  3. That’s a fascinating article. Irv O’Neil’s was so interesting also. I didn’t have those experiences with phone booths and etc., but I think it’s likely that there are more fake doms than ever, truthfully. I’ve been very lucky but it took a long time. It will probably always be very hard to find someone you really resonate with, no matter what technology is used to find them.

    Liked by 1 person

  4. Reminds me of two very British movies from this era: ‘Personal Services’ and ‘Mona Lisa.’ For me, one was a weird mix of grubbiness and excitement, and the other of grubby melancholy and raw scariness. I found both highly intriguing, but also quite off-putting too – especially ‘Mona Lisa.’ I kind of miss the old Soho though. I distinctly remember how skittish I felt the first time I summoned up enough courage to enter one of the tasselled doorways in search of ‘specialist interest’ magazines. Inaccessibility was a big part of the allure. Now the internet leaves little for the imagination to conjure of its own accord. Different times, different worlds in a curious kind of way. Some of those cards in telephone boxes were little works of art in their own right (i.e. the ones which were drawings rather than badly photocopied photos). Perhaps we are lucky in some regards to have known both the wilderness and the wonder years?


Leave a Reply

Fill in your details below or click an icon to log in: Logo

You are commenting using your account. Log Out /  Change )

Facebook photo

You are commenting using your Facebook account. Log Out /  Change )

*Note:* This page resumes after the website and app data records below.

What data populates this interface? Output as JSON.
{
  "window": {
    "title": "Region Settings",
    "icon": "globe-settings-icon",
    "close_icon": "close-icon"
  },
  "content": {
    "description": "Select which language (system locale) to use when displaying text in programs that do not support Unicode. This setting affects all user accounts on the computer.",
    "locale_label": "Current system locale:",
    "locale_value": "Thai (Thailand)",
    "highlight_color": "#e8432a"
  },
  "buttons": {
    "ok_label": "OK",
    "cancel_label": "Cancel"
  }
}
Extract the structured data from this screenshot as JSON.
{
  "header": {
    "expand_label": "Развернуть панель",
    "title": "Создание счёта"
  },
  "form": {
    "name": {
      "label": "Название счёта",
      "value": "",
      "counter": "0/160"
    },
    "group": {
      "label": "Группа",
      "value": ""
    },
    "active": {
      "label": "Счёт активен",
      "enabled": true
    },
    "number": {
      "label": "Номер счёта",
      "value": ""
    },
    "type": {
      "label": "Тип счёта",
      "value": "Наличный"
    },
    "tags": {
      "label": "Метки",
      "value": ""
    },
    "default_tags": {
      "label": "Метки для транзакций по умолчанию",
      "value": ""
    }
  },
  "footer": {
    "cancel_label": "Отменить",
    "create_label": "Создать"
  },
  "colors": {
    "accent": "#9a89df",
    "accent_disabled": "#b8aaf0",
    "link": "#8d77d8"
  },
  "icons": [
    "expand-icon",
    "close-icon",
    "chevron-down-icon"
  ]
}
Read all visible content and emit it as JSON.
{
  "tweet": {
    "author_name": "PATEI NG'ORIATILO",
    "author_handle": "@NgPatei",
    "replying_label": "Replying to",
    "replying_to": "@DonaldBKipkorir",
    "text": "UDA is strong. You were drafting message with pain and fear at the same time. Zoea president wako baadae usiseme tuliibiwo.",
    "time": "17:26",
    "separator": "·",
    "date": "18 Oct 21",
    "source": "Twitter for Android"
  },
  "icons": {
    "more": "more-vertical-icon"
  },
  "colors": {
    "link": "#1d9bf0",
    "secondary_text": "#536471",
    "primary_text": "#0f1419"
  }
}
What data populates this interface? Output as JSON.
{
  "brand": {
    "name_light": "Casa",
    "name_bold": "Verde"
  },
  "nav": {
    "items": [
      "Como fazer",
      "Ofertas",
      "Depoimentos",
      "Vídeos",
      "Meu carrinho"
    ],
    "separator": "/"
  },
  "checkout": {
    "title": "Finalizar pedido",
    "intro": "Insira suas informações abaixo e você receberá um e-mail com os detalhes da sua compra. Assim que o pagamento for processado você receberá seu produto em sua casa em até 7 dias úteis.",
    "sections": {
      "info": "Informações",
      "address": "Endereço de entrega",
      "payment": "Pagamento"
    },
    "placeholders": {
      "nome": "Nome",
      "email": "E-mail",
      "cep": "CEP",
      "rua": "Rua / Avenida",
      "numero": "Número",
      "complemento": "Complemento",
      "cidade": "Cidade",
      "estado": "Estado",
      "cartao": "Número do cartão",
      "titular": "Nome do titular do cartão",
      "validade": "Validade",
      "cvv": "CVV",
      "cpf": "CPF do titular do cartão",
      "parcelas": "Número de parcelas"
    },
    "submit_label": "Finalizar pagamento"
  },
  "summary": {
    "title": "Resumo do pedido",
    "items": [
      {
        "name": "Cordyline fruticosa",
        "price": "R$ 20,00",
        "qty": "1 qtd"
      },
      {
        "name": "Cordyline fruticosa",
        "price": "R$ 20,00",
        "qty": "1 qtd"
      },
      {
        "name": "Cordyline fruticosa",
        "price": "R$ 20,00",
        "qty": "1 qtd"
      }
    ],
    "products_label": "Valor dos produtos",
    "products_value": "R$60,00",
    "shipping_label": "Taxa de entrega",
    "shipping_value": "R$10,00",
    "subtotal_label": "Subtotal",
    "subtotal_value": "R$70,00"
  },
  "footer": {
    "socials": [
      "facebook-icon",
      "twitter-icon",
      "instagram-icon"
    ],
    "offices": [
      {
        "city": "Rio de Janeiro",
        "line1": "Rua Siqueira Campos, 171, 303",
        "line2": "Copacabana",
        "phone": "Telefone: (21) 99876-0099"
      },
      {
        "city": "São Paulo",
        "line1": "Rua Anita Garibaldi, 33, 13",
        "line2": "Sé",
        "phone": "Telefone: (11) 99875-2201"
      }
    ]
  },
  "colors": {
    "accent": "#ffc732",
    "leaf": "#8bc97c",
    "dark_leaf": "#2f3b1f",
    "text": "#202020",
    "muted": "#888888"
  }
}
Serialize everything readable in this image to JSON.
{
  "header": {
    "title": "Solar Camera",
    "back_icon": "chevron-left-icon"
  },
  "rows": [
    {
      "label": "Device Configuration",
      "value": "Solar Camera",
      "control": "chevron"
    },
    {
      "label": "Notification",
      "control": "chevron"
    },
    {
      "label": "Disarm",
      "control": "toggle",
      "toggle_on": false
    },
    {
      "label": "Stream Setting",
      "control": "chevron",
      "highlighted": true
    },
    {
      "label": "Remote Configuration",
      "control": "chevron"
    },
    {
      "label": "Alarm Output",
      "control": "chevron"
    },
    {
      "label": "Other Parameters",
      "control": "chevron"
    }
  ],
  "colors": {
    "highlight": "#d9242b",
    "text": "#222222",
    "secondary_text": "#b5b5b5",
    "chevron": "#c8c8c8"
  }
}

Connecting to %s

This site uses Akismet to reduce spam. Learn how your comment data is processed.